Back in the 1970s, a ragtag group of young Englishmen created a surreal series of TV sketches. Graham Chapman, John Cleese, Eric Idle, Terry Jones, Michael Palin, and Terry Gilliam, dubbed Monty Python’s Flying Circus - or simply, "The Pythons” - totally changed the way comedy was done. Their work included absurd situations, outrageous innuendoes and sight gags, alternating with animation that merged with live action. Something completely different, indeed.
That comical phrase came to mind as I continue to reflect on what God might be up to in these, our own “completely different” days. During the COVID-19 pandemic, social distancing requirements have forced all of us to engage in other kinds of meeting, newer ways of connecting, such as telecommuting, learning through distance education, and videoconferencing - not to mention making a good, old-fashioned telephone call!
When the coronavirus became a reality in this country, it was time for something completely different. Zoom, a communications technology company founded less than a decade ago, is now a leader with their own version of “something different.” Countless companies, all kinds of educational institutions - even churches have switched, at least for now, to online classes and “virtual” worship, using platforms like Zoom.
On Palm Sunday we began to offer online Zoom worship. Now, using your telephone or computer, you can go to a website link and join Holy Trinity friends on Sunday mornings at 10 am. Anyone can worship with us...from anywhere on the planet!
And starting May 6th, we’ll begin offering a new Zoom (audio-video) class called Praying the Bible. I will host this one-hour class at Noon on Wednesdays. If you prefer, you can participate simply using audio (just call in with any kind of phone). Or you can use a “smart” phone or any other kind of computer (desktop, laptop, or tablet) and join us in both audio and video. Each week, you choose how you want to connect.
As with our current Sunday morning worship at 10 am, anyone will be able to study the Bible and pray with us on Wednesdays, from wherever they - or you - may be. Anywhere in the world, that is. Talk about something completely different!
Changes can be hard. Differences may be challenging. I believe I am called to face into these hard, challenging times with you. I pray you will let me be your companion and guide on this spiritual journey.
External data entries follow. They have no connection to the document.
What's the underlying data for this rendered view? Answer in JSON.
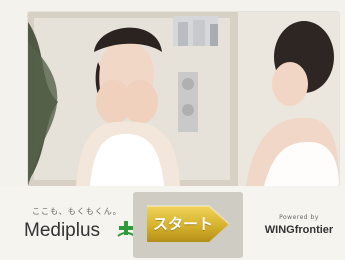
{
  "banner": {
    "tagline": "ここも、もくもくん。",
    "brand_name": "Mediplus",
    "brand_icon": "leaf-plus-icon",
    "start_label": "スタート",
    "powered_by": "Powered by",
    "partner": "WINGfrontier"
  },
  "colors": {
    "start_gold": "#d6b22d",
    "start_gold_dark": "#b48f18",
    "brand_green": "#2e9a3a"
  }
}
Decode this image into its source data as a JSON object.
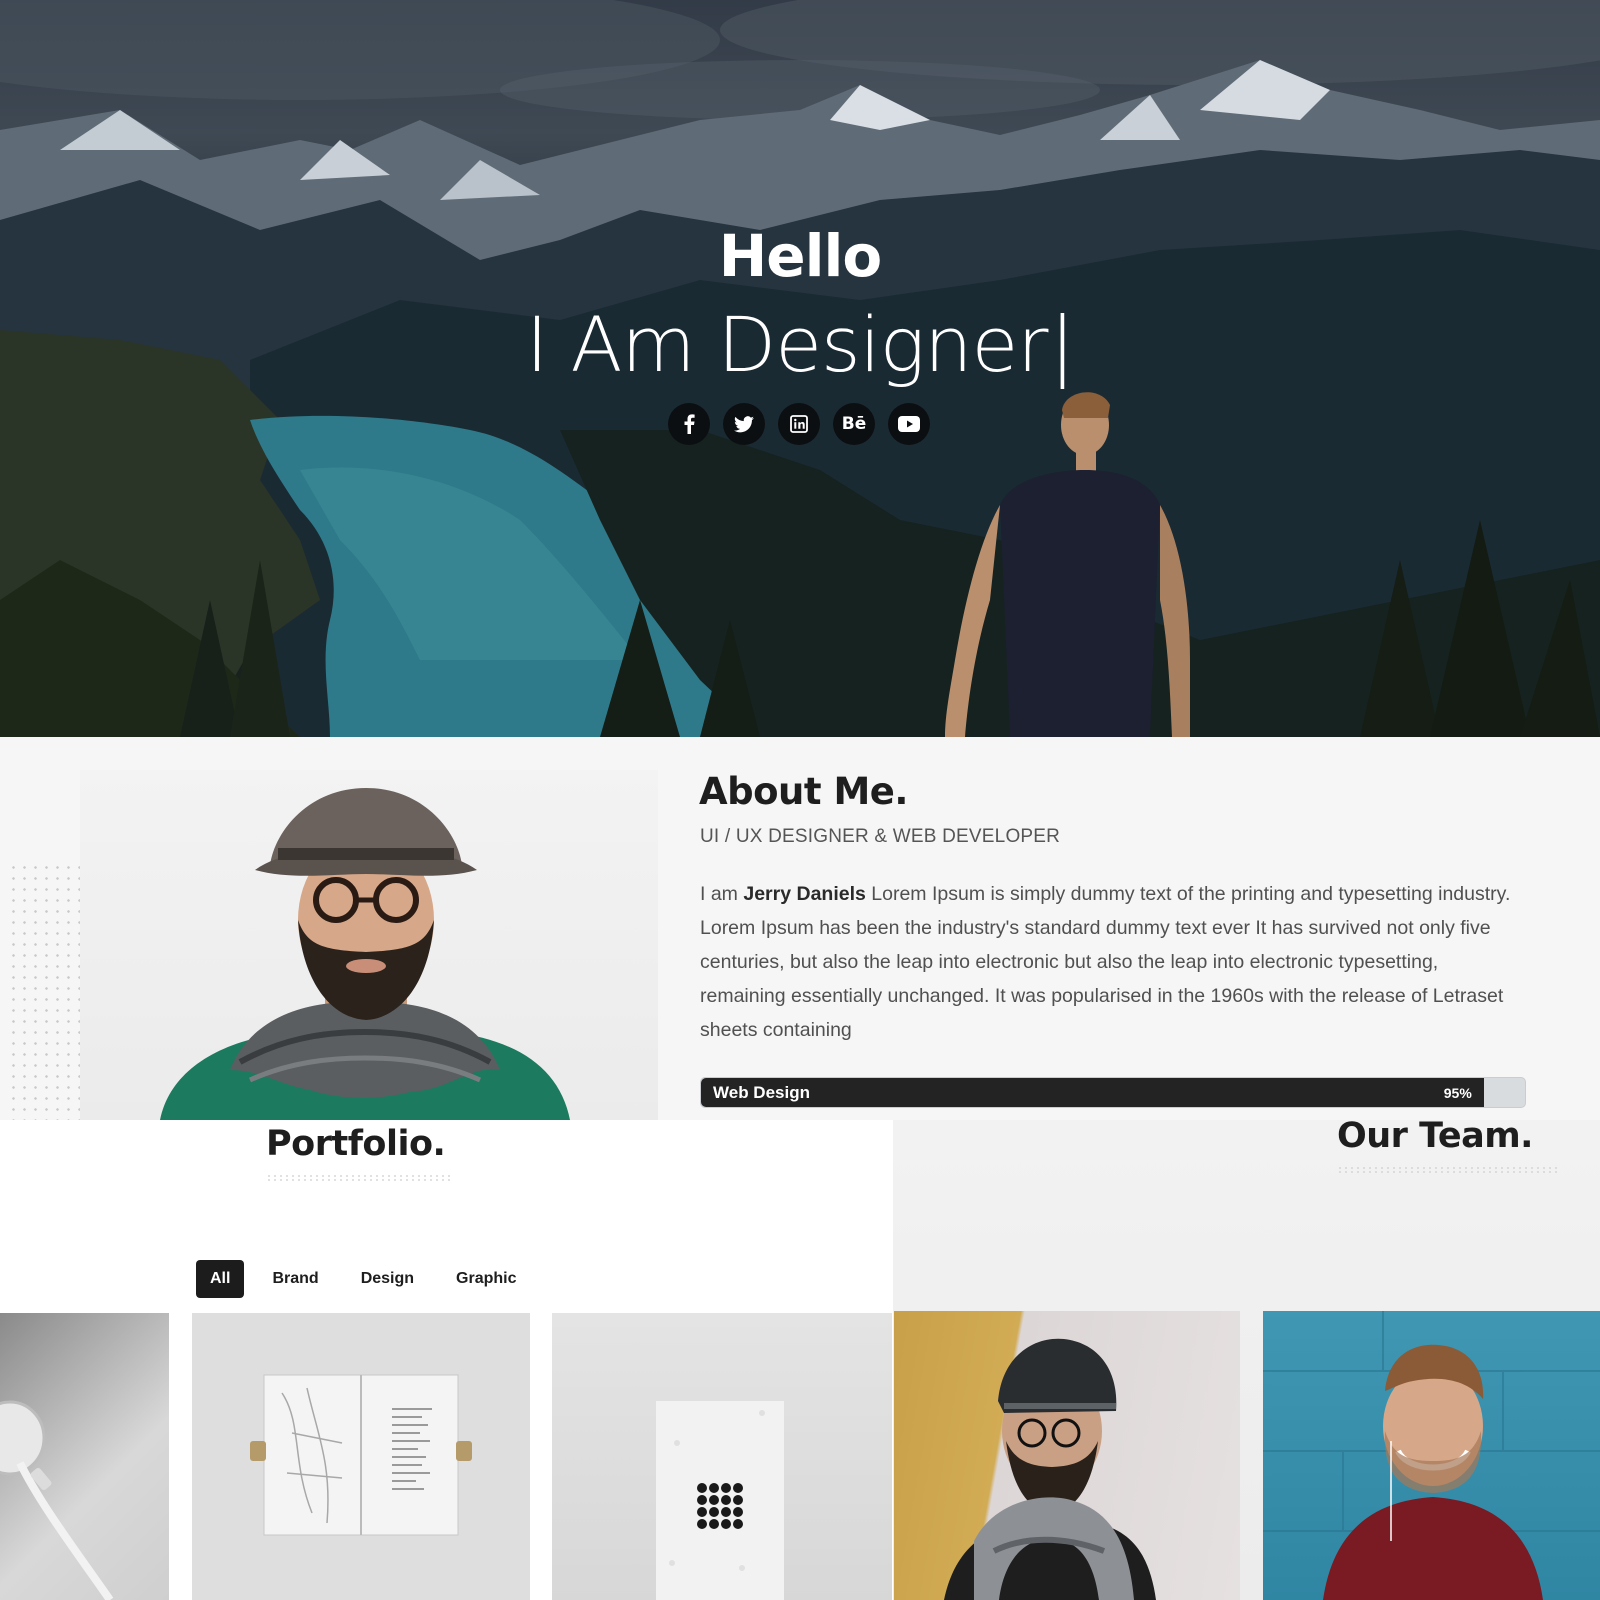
{
  "hero": {
    "title": "Hello",
    "subtitle": "I Am Designer",
    "caret": "|",
    "socials": [
      {
        "name": "facebook-icon",
        "glyph": "f"
      },
      {
        "name": "twitter-icon",
        "glyph": ""
      },
      {
        "name": "linkedin-icon",
        "glyph": "in"
      },
      {
        "name": "behance-icon",
        "glyph": "Bē"
      },
      {
        "name": "youtube-icon",
        "glyph": ""
      }
    ]
  },
  "about": {
    "title": "About Me.",
    "role": "UI / UX DESIGNER & WEB DEVELOPER",
    "intro": "I am",
    "name": "Jerry Daniels",
    "bio": "Lorem Ipsum is simply dummy text of the printing and typesetting industry. Lorem Ipsum has been the industry's standard dummy text ever It has survived not only five centuries, but also the leap into electronic but also the leap into electronic typesetting, remaining essentially unchanged. It was popularised in the 1960s with the release of Letraset sheets containing",
    "skills": [
      {
        "label": "Web Design",
        "value": "95%",
        "fraction": 0.95
      }
    ]
  },
  "portfolio": {
    "title": "Portfolio.",
    "filters": [
      "All",
      "Brand",
      "Design",
      "Graphic"
    ],
    "active_filter": "All"
  },
  "team": {
    "title": "Our Team."
  },
  "colors": {
    "dark": "#1c1c1c",
    "hero_overlay": "#14222c",
    "lake": "#2f7a8a",
    "text_muted": "#505050"
  }
}
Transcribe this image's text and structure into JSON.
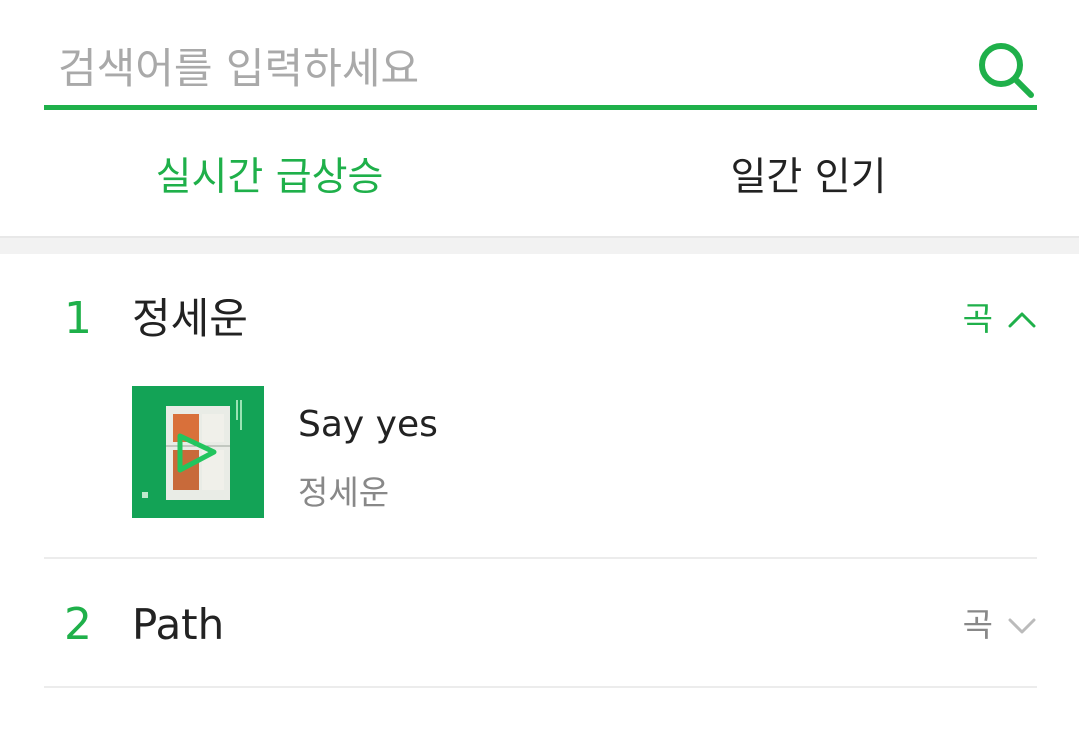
{
  "search": {
    "placeholder": "검색어를 입력하세요",
    "value": "",
    "icon": "search-icon"
  },
  "tabs": [
    {
      "label": "실시간 급상승",
      "active": true
    },
    {
      "label": "일간 인기",
      "active": false
    }
  ],
  "colors": {
    "accent": "#1fb04a",
    "text": "#222222",
    "muted": "#888888"
  },
  "results": [
    {
      "rank": "1",
      "keyword": "정세운",
      "type_label": "곡",
      "expanded": true,
      "icon": "chevron-up-icon",
      "song": {
        "title": "Say yes",
        "artist": "정세운"
      }
    },
    {
      "rank": "2",
      "keyword": "Path",
      "type_label": "곡",
      "expanded": false,
      "icon": "chevron-down-icon"
    }
  ]
}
Of course, Jesus, our chief guide, is also with us.
In the merry month of May, I invite you to join us in this completely different way of praying, studying, and worshiping. Let us keep coming together, while we are apart.
In the peace of Christ,
Tom+
fathermom1949@gmail.com / 301.825.2846